Carson introduces bill prohibiting, penalizing
contaminated construction fill
Bill is response to contractor’s violation at 6/10 highway project
STATE HOUSE –After a contractor used hazardous materials on the Route 6/10 connector redevelopment project in Providence, Rep. Lauren H. Carson has introduced legislation specifically making it a felony to use hazardous waste as fill.
The legislation (2023-H 5107) adds to the state’s laws governing hazardous waste a provision prohibiting the use of hazardous waste as fill on any construction site, and makes it a felony for any person to knowingly use it or transport it for such use.
Under the bill, those found guilty of violating that prohibition would be liable for the cost of containment, cleanup, restoration and removal of the contaminated fill, and the court could award triple the costs of damages, losses or injuries that result from its use.
Representative Carson (D-Dist. 75, Newport) said she introduced the legislation as a result of the use of contaminated fill on the 6/10 project, which endangered the health and safety of residents in the adjacent neighborhood as well as the environment.
“It’s outrageous that in this day and age, when we know about all the dangers that hazardous materials pose to our water and air and what they can do to our health, that a contractor would still feel that they could get away with dumping hazardous materials into the ground at a construction project. I suspect in this particular case, where the project abuts a poor neighborhood, the contractor may have felt no one would have the power to object, and that’s exactly the kind of environmental injustice that hurts poor, urban communities all too often,” said Representative Carson. “The people of Rhode Island care about our environment, and no one deserves to be endangered in this way by careless, dangerous, dirty cost-cutting tricks by any contractor. Our state must learn from this experience and ensure that we treat such actions as the serious crime they are.”
In 2020, after the union representing workers on the project raised red flags, the Department of Environmental Management and the Department of Transportation ordered Barletta Heavy Division, of Canton, Mass., to remove 1,600 cubic yards of contaminated fill that came from the Pawtucket-Central Falls Rail Station and from a railway station construction site in Massachusetts that was also a Barletta project.
A federal investigation ensued, resulting in an agreement in which Barletta paid a $500,000 fine and returned $1 million in federal funding.
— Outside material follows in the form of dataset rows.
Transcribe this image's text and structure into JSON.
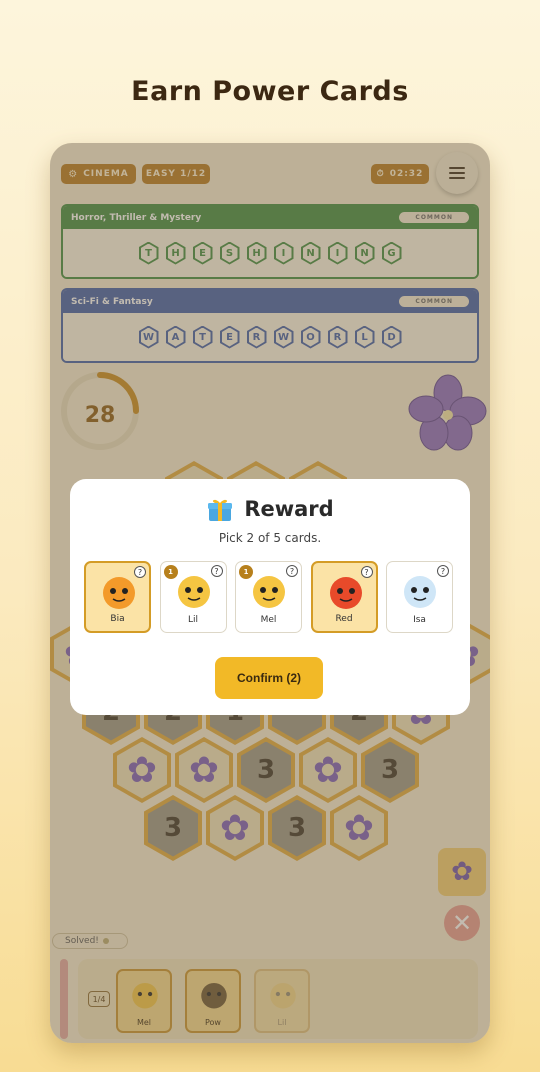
{
  "headline": "Earn Power Cards",
  "topbar": {
    "category": "CINEMA",
    "difficulty": "EASY 1/12",
    "time": "02:32"
  },
  "categories": [
    {
      "name": "Horror, Thriller & Mystery",
      "rarity": "COMMON",
      "letters": [
        "T",
        "H",
        "E",
        "S",
        "H",
        "I",
        "N",
        "I",
        "N",
        "G"
      ],
      "color": "#3e8b3e"
    },
    {
      "name": "Sci-Fi & Fantasy",
      "rarity": "COMMON",
      "letters": [
        "W",
        "A",
        "T",
        "E",
        "R",
        "W",
        "O",
        "R",
        "L",
        "D"
      ],
      "color": "#3f5ea8"
    }
  ],
  "counter": "28",
  "board_numbers": [
    "2",
    "2",
    "1",
    "2",
    "3",
    "3",
    "3",
    "3"
  ],
  "modal": {
    "title": "Reward",
    "subtitle": "Pick 2 of 5 cards.",
    "cards": [
      {
        "name": "Bia",
        "selected": true,
        "level": ""
      },
      {
        "name": "Lil",
        "selected": false,
        "level": "1"
      },
      {
        "name": "Mel",
        "selected": false,
        "level": "1"
      },
      {
        "name": "Red",
        "selected": true,
        "level": ""
      },
      {
        "name": "Isa",
        "selected": false,
        "level": ""
      }
    ],
    "confirm_label": "Confirm (2)"
  },
  "status": "Solved!",
  "tray": {
    "page": "1/4",
    "cards": [
      "Mel",
      "Pow",
      "Lil"
    ]
  }
}
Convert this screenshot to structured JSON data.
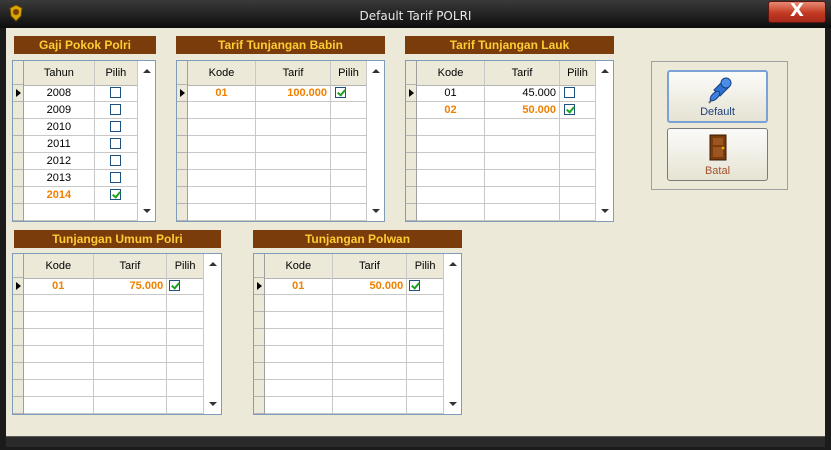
{
  "window": {
    "title": "Default Tarif POLRI",
    "close_symbol": "X"
  },
  "panels": {
    "gaji": {
      "title": "Gaji Pokok Polri",
      "columns": [
        "Tahun",
        "Pilih"
      ],
      "rows": [
        {
          "tahun": "2008",
          "pilih": false
        },
        {
          "tahun": "2009",
          "pilih": false
        },
        {
          "tahun": "2010",
          "pilih": false
        },
        {
          "tahun": "2011",
          "pilih": false
        },
        {
          "tahun": "2012",
          "pilih": false
        },
        {
          "tahun": "2013",
          "pilih": false
        },
        {
          "tahun": "2014",
          "pilih": true
        }
      ]
    },
    "babin": {
      "title": "Tarif Tunjangan Babin",
      "columns": [
        "Kode",
        "Tarif",
        "Pilih"
      ],
      "rows": [
        {
          "kode": "01",
          "tarif": "100.000",
          "pilih": true
        }
      ]
    },
    "lauk": {
      "title": "Tarif Tunjangan Lauk",
      "columns": [
        "Kode",
        "Tarif",
        "Pilih"
      ],
      "rows": [
        {
          "kode": "01",
          "tarif": "45.000",
          "pilih": false
        },
        {
          "kode": "02",
          "tarif": "50.000",
          "pilih": true
        }
      ]
    },
    "umum": {
      "title": "Tunjangan Umum Polri",
      "columns": [
        "Kode",
        "Tarif",
        "Pilih"
      ],
      "rows": [
        {
          "kode": "01",
          "tarif": "75.000",
          "pilih": true
        }
      ]
    },
    "polwan": {
      "title": "Tunjangan Polwan",
      "columns": [
        "Kode",
        "Tarif",
        "Pilih"
      ],
      "rows": [
        {
          "kode": "01",
          "tarif": "50.000",
          "pilih": true
        }
      ]
    }
  },
  "buttons": {
    "default_label": "Default",
    "batal_label": "Batal"
  },
  "colors": {
    "panel_title_bg": "#7a3c0b",
    "panel_title_fg": "#ffcc33",
    "selected_text": "#f08000",
    "checkmark": "#21a121"
  },
  "icons": {
    "app": "emblem-icon",
    "default": "pushpin-icon",
    "batal": "door-icon"
  }
}
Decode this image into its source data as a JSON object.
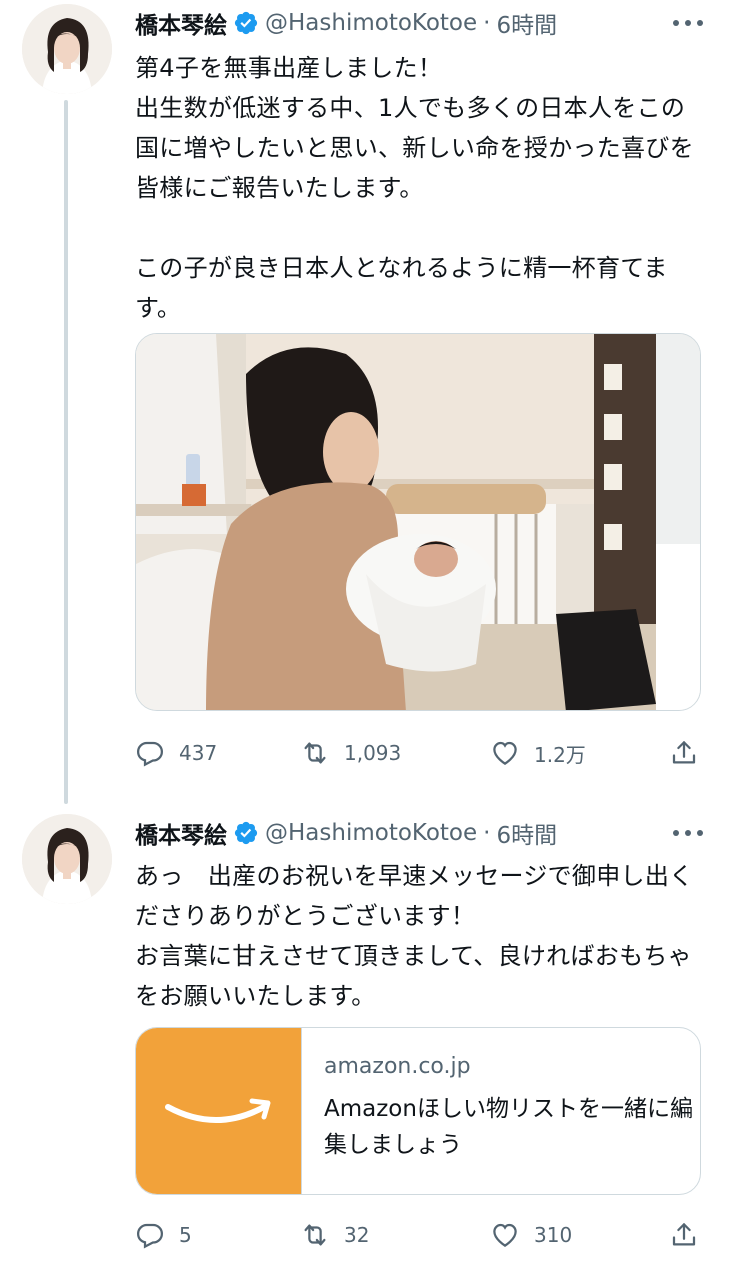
{
  "tweets": [
    {
      "display_name": "橋本琴絵",
      "handle": "@HashimotoKotoe",
      "separator": "·",
      "time": "6時間",
      "text": "第4子を無事出産しました！\n出生数が低迷する中、1人でも多くの日本人をこの国に増やしたいと思い、新しい命を授かった喜びを皆様にご報告いたします。\n\nこの子が良き日本人となれるように精一杯育てます。",
      "stats": {
        "replies": "437",
        "retweets": "1,093",
        "likes": "1.2万"
      }
    },
    {
      "display_name": "橋本琴絵",
      "handle": "@HashimotoKotoe",
      "separator": "·",
      "time": "6時間",
      "text": "あっ　出産のお祝いを早速メッセージで御申し出くださりありがとうございます！\nお言葉に甘えさせて頂きまして、良ければおもちゃをお願いいたします。",
      "card": {
        "domain": "amazon.co.jp",
        "title": "Amazonほしい物リストを一緒に編集しましょう"
      },
      "stats": {
        "replies": "5",
        "retweets": "32",
        "likes": "310"
      }
    }
  ],
  "colors": {
    "text": "#0f1419",
    "secondary": "#536471",
    "verified": "#1d9bf0",
    "border": "#cfd9de",
    "amazon_orange": "#f2a23a"
  },
  "icons": {
    "verified": "verified-badge-icon",
    "more": "more-dots-icon",
    "reply": "reply-bubble-icon",
    "retweet": "retweet-arrows-icon",
    "like": "heart-icon",
    "share": "share-upload-icon"
  }
}
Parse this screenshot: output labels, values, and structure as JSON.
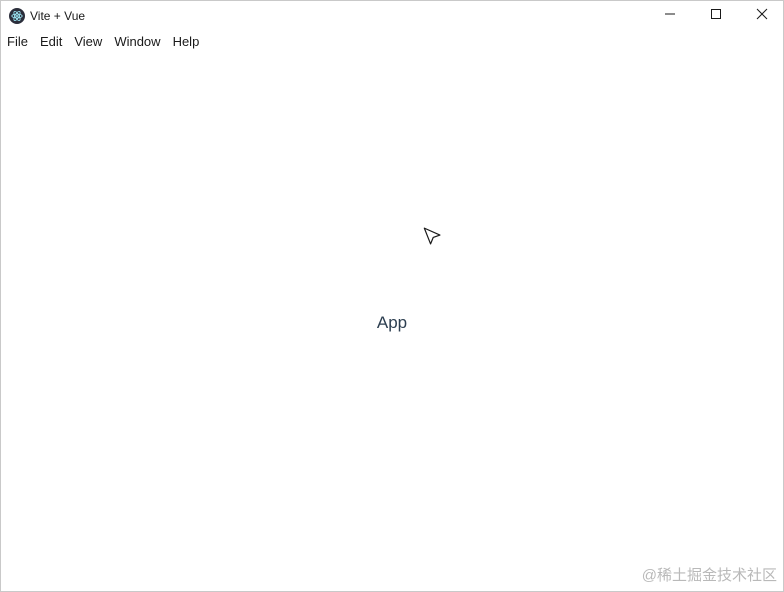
{
  "window": {
    "title": "Vite + Vue",
    "app_icon": "electron-icon",
    "controls": {
      "minimize_icon": "minimize-icon",
      "maximize_icon": "maximize-icon",
      "close_icon": "close-icon"
    }
  },
  "menubar": {
    "items": [
      {
        "label": "File"
      },
      {
        "label": "Edit"
      },
      {
        "label": "View"
      },
      {
        "label": "Window"
      },
      {
        "label": "Help"
      }
    ]
  },
  "main": {
    "app_text": "App",
    "text_color": "#2c3e50"
  },
  "watermark": {
    "text": "@稀土掘金技术社区"
  }
}
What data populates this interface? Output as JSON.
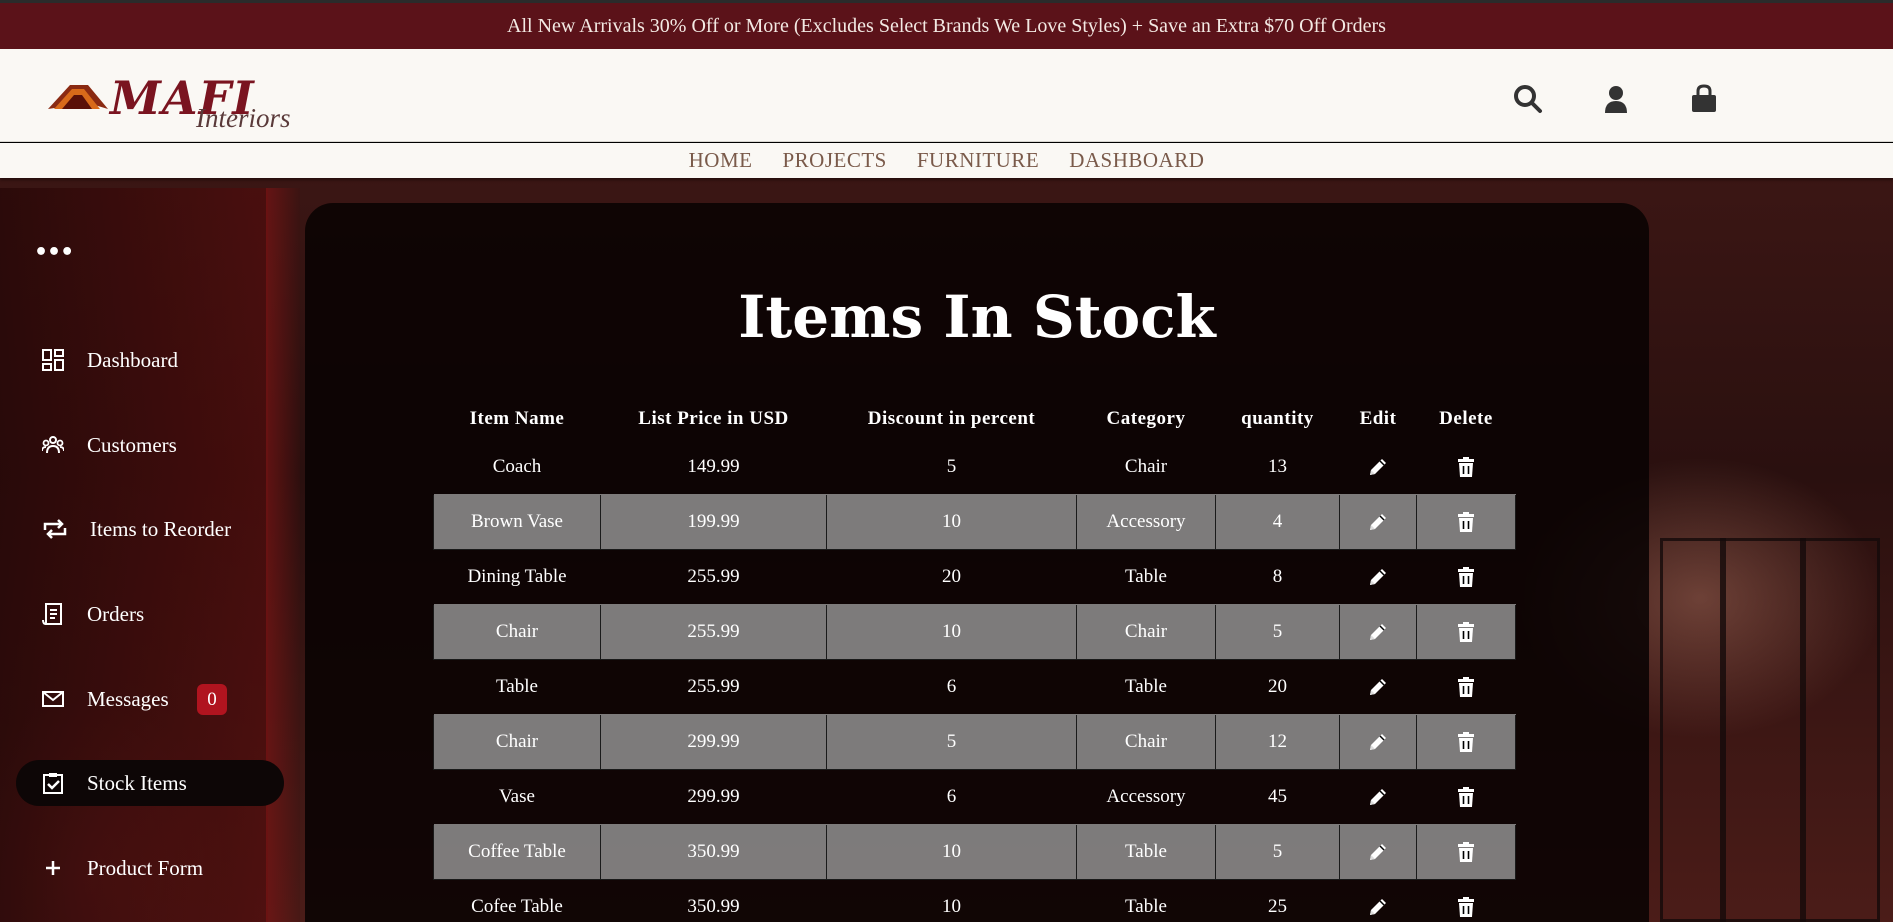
{
  "promo": {
    "text": "All New Arrivals 30% Off or More (Excludes Select Brands We Love Styles) + Save an Extra $70 Off Orders"
  },
  "brand": {
    "name": "MAFI",
    "sub": "Interiors"
  },
  "header_icons": [
    "search-icon",
    "user-icon",
    "shopping-bag-icon"
  ],
  "nav": {
    "items": [
      "HOME",
      "PROJECTS",
      "FURNITURE",
      "DASHBOARD"
    ]
  },
  "sidebar": {
    "menu_dots": "•••",
    "items": [
      {
        "label": "Dashboard",
        "icon": "dashboard-icon"
      },
      {
        "label": "Customers",
        "icon": "customers-icon"
      },
      {
        "label": "Items to Reorder",
        "icon": "reorder-icon"
      },
      {
        "label": "Orders",
        "icon": "orders-icon"
      },
      {
        "label": "Messages",
        "icon": "mail-icon",
        "badge": "0"
      },
      {
        "label": "Stock Items",
        "icon": "clipboard-check-icon",
        "active": true
      },
      {
        "label": "Product Form",
        "icon": "plus-icon"
      }
    ]
  },
  "main": {
    "title": "Items In Stock",
    "table": {
      "columns": [
        "Item Name",
        "List Price in USD",
        "Discount in percent",
        "Category",
        "quantity",
        "Edit",
        "Delete"
      ],
      "rows": [
        [
          "Coach",
          "149.99",
          "5",
          "Chair",
          "13"
        ],
        [
          "Brown Vase",
          "199.99",
          "10",
          "Accessory",
          "4"
        ],
        [
          "Dining Table",
          "255.99",
          "20",
          "Table",
          "8"
        ],
        [
          "Chair",
          "255.99",
          "10",
          "Chair",
          "5"
        ],
        [
          "Table",
          "255.99",
          "6",
          "Table",
          "20"
        ],
        [
          "Chair",
          "299.99",
          "5",
          "Chair",
          "12"
        ],
        [
          "Vase",
          "299.99",
          "6",
          "Accessory",
          "45"
        ],
        [
          "Coffee Table",
          "350.99",
          "10",
          "Table",
          "5"
        ],
        [
          "Cofee Table",
          "350.99",
          "10",
          "Table",
          "25"
        ]
      ]
    }
  },
  "colors": {
    "promo_bg": "#5b1219",
    "accent": "#b0141f",
    "nav_text": "#7a5a4a"
  }
}
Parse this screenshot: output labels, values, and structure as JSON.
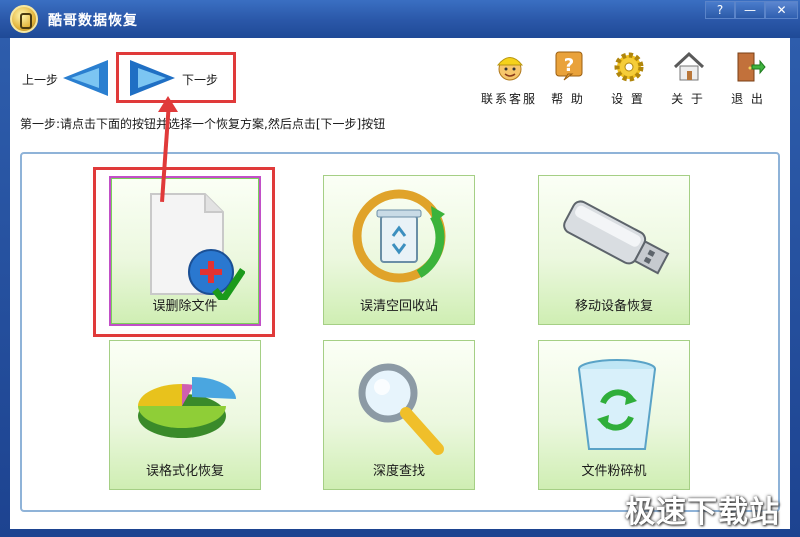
{
  "window": {
    "title": "酷哥数据恢复",
    "help_btn": "?",
    "min_btn": "—",
    "close_btn": "✕"
  },
  "nav": {
    "prev_label": "上一步",
    "next_label": "下一步"
  },
  "instruction": "第一步:请点击下面的按钮并选择一个恢复方案,然后点击[下一步]按钮",
  "toolbar": [
    {
      "label": "联系客服",
      "icon": "customer-service-icon"
    },
    {
      "label": "帮 助",
      "icon": "help-icon"
    },
    {
      "label": "设 置",
      "icon": "gear-icon"
    },
    {
      "label": "关 于",
      "icon": "home-icon"
    },
    {
      "label": "退 出",
      "icon": "exit-door-icon"
    }
  ],
  "tiles": [
    {
      "label": "误删除文件",
      "icon": "document-plus-icon",
      "selected": true
    },
    {
      "label": "误清空回收站",
      "icon": "recycle-bin-refresh-icon",
      "selected": false
    },
    {
      "label": "移动设备恢复",
      "icon": "usb-drive-icon",
      "selected": false
    },
    {
      "label": "误格式化恢复",
      "icon": "pie-chart-icon",
      "selected": false
    },
    {
      "label": "深度查找",
      "icon": "magnifier-icon",
      "selected": false
    },
    {
      "label": "文件粉碎机",
      "icon": "shred-bin-icon",
      "selected": false
    }
  ],
  "watermark": "极速下载站",
  "colors": {
    "titlebar": "#2a57a8",
    "tile_gradient_bottom": "#cfeeb3",
    "highlight_red": "#e03a3a",
    "selected_border": "#c24fc8"
  }
}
The federal investigation showed the contractor knew the fill did not meet environmental standards, used it anyway, and falsified reports on it. Attorney General Peter F. Neronha recently charged both the company and its former supervisor for the project with illegal disposal of solid waste, operating an unlicensed solid waste management facility and providing false documents to a state official.
The legislation, which is cosponsored by Rep. David Morales (D-Dist. 7, Providence), was introduce Jan. 12 and assigned to the House Judiciary Committee.